After seeing many of these companies fail to get traction in the market, I've come to realize that the key challenge is not "convincing" your customer -- it's reaching your customer.  Customers are inundated with options and choice -- and the hardest part of the "selling" process is not getting the sale.  It's getting the meeting.  And while marketers have learned that it's all about the "message," I think it's all about the "attention".  How do you get your customer's attention?

At my first company, Infonautics, we had built two online reference products called Homework Helper and Electric Library.   The main offering was an online service that offered access to over 2,000 full-text magazines, newspapers, books and other resources targeted at junior and senior high school students.  While it might not sound revolutionary now, keep in mind that Electric Library launched in 1995 -- this was back in the 1200 baud modem days...around the same time as Netscape shipped their first web browser.  And we had to get almost all the content scanned/digitized because it was not available in an electronic format.  This was such a big deal that Al Gore gave us a quote for our launch press release

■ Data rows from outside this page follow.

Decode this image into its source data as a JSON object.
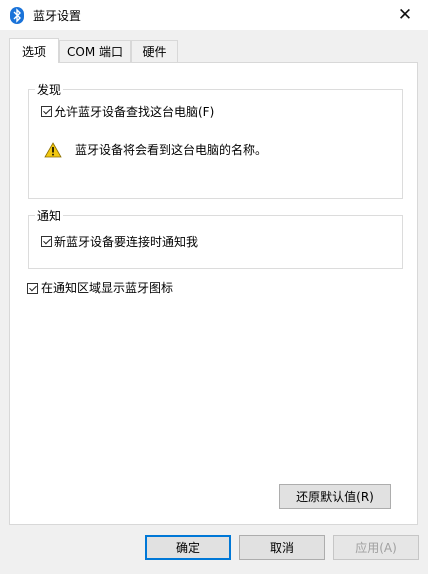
{
  "window": {
    "title": "蓝牙设置",
    "close_icon": "close-icon"
  },
  "tabs": [
    {
      "label": "选项",
      "active": true
    },
    {
      "label": "COM 端口",
      "active": false
    },
    {
      "label": "硬件",
      "active": false
    }
  ],
  "discovery": {
    "legend": "发现",
    "allow_label": "允许蓝牙设备查找这台电脑(F)",
    "allow_checked": true,
    "warning_text": "蓝牙设备将会看到这台电脑的名称。"
  },
  "notify": {
    "legend": "通知",
    "notify_label": "新蓝牙设备要连接时通知我",
    "notify_checked": true
  },
  "show_icon": {
    "label": "在通知区域显示蓝牙图标",
    "checked": true
  },
  "buttons": {
    "restore": "还原默认值(R)",
    "ok": "确定",
    "cancel": "取消",
    "apply": "应用(A)"
  },
  "colors": {
    "accent": "#0078d7",
    "bluetooth": "#1a73d9",
    "warning": "#f2c811"
  }
}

While the service was targeted at students, we realized that the parents made the buying decision.  Everyone loved the idea.  Parents loved it.  Walt Mossberg loved it.  I could spend five minutes talking to a parent -- and I'd get 9 out of 10 to buy an annual subscription for $69.95.

But when we tried to market the product, we failed to get any meaningful traction.  We tried online advertising.  We tried direct mail.  We tried print advertising in magazines and newspapers.  We tried email advertising.  We tried marketing through groups and organizations (PTA's, American Federation of Teachers, etc).  We even tried an infomercial.  Seriously.  An infomercial!!  (I recently uploaded the 2 minute and 30 minute infomercials -- hard to believe that was less than 15 years ago).  After four years of trying to market a consumer-service, Infonautics ultimately pivoted and sold site licenses to school libraries.

So, here's my advice:

While it's important to have a product that people want -- that's not enough.  In this age of information overload -- you need to find a scalable, cost-effective way to get your customer's attention.  You need to find a way to get them to lower their guard and engage in the conversation.  Otherwise, you will be filming infomercials that no one watches...

Electric Library Short Infomercial from Josh Kopelman on Vimeo.